More Text Evidence of Binding

P. Mich. Inv. 1289b (verso & recto)

There are nine sizable fragments of leaves of papyri and some smaller fragments included under P. Mich. Inv. 1289; a leather cover fragment is also included in the 1289 inventory group and will be discussed later. The manuscript is dated to the sixth century, and according to the APIS description, the Coptic text includes the conclusion of the martyrdom of Saint Phocas in a heretofore unknown version, as well as an early version of the dying prayer of Athanasius. The description notes that the manuscript is written in heavy, square uncials with few fine lines in what is probably a version of the Sahidic dialect of the Coptic language. According to a 1948 letter sent to T.C. Peterson from University of Michigan manuscript curator Elinor Husselman, the codex was acquired in 1923.

The two leaves of the sheet were originally conjugate but are now cracked vertically along what was once the line of the fold. This fragment carries vivid and varying binding evidence. The evidence includes debris from a possible leather stay (added inside text folds to prevent sewing from tearing through the fold); or it may be a gutter mend.  A length of cord that is either a tacket (an ancient style of attachment akin to a staple) or part of a sewing thread survives within the gutter area atop the leather debris; the fold area is too damaged to be certain of sewing/tacketing holes through the fold. Finally, a pattern of paired holes pierced along both sides of the fold area indicate that, at some point, the folded quire was pierced through the side and side-sewn with thread. The question is: If this notebook was both sewn through the fold and through the side, which system was used first? Best guess: sewn through the fold first, side-sewn as a repair when the folds began to break (papyrus does not like being folded and will split).

 

<p>P. Mich. Inv. 1289</p>

P. Mich. Inv. 1289b (verso & recto)

P. Mich. Inv. 1289a (verso, recto & verso)

Three leaves of 1289 are held between two sheets of glass; the first two leaves were once joined but have split apart. The edge of a second column of text is visible on the fragment to the far left; the center margins of the two leaves that were once conjugate and the spine edge of the half sheet to the right show pairs of holes down the spine edge, evidence of probable side-sewing.

P. Mich. Inv. 1289

P. Mich. Inv. 1289a (verso, recto & verso)

P. Mich. Inv. 1289b (verso)

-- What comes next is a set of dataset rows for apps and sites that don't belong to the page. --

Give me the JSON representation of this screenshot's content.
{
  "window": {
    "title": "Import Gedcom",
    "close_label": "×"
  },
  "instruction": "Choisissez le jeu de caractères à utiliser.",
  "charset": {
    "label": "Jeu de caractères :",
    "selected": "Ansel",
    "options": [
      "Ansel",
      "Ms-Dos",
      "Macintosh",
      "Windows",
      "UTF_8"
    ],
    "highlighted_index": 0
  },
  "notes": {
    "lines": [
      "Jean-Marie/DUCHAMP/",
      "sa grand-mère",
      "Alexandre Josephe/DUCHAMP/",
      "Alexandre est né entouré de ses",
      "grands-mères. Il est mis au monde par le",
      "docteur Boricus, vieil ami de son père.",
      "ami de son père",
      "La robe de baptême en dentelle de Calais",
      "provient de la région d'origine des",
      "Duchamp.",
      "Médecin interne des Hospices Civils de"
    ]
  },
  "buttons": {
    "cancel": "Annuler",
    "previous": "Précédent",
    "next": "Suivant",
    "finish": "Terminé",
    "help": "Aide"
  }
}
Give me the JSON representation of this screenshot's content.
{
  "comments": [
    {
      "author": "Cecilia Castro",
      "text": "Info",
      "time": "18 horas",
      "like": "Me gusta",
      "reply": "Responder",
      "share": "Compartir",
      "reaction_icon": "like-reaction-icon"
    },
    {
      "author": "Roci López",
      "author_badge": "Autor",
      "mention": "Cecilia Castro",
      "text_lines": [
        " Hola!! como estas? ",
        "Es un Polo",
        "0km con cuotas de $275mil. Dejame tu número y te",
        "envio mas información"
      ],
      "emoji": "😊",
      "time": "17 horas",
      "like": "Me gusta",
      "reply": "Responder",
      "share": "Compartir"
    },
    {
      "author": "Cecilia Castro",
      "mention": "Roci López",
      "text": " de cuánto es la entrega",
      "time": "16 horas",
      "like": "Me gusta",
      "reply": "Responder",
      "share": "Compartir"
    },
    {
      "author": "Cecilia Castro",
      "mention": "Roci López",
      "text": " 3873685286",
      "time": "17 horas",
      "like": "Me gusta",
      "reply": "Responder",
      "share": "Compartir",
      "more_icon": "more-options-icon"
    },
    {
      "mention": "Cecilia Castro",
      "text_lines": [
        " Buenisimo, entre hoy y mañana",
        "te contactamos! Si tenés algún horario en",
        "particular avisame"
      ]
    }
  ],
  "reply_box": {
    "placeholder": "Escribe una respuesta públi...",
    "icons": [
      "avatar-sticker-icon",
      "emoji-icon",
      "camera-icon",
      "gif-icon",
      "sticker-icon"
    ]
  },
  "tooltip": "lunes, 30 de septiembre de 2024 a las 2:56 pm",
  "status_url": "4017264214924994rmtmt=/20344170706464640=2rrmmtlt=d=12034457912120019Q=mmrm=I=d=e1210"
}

An image of the verso of the second P. Mich. Inv. 1289 text fragment; the dark stain in the fold/gutter area is from the leather strip on the other side.

P. Mich. Inv. 1789

P. Mich. Inv. 1289b (verso)

P. Mich. Inv. 1289b (tacket example)

This model of a folded facsimile of 1289 shows how a tacket works: one or more stays (folded strips of leather or parchment) are positioned inside the center of the quire, and the two ends of a tacket of cord, leather, or parchment is laced through the stay and the quire; the two ends are then tied together. It is a sturdy and easy way to hold a single-quire book together and is similar to our present-day pamphlets.

 

Model of P. Mich. Inv. 1289

P. Mich. Inv. 1289b (tacket example)

P. Mich. Inv. 1289 (Notebook Model)

This is what P. Mich. Inv. 1289 might have looked like when intact as a notebook; the folded papyri are side-sewn to illustrate the function of the pairs of holes along the spine of the original fragments. The two knotted threads on the spine fold represent the other possible attachment used on this notebook: two thread tackets passing through the quire and tied off on the outside of the spine fold.

Model of P. Mich. Inv. 1289

P. Mich. Inv. 1289 (Notebook Model)

A Board Fragment with Structural Elements

A Leather Cover Fragment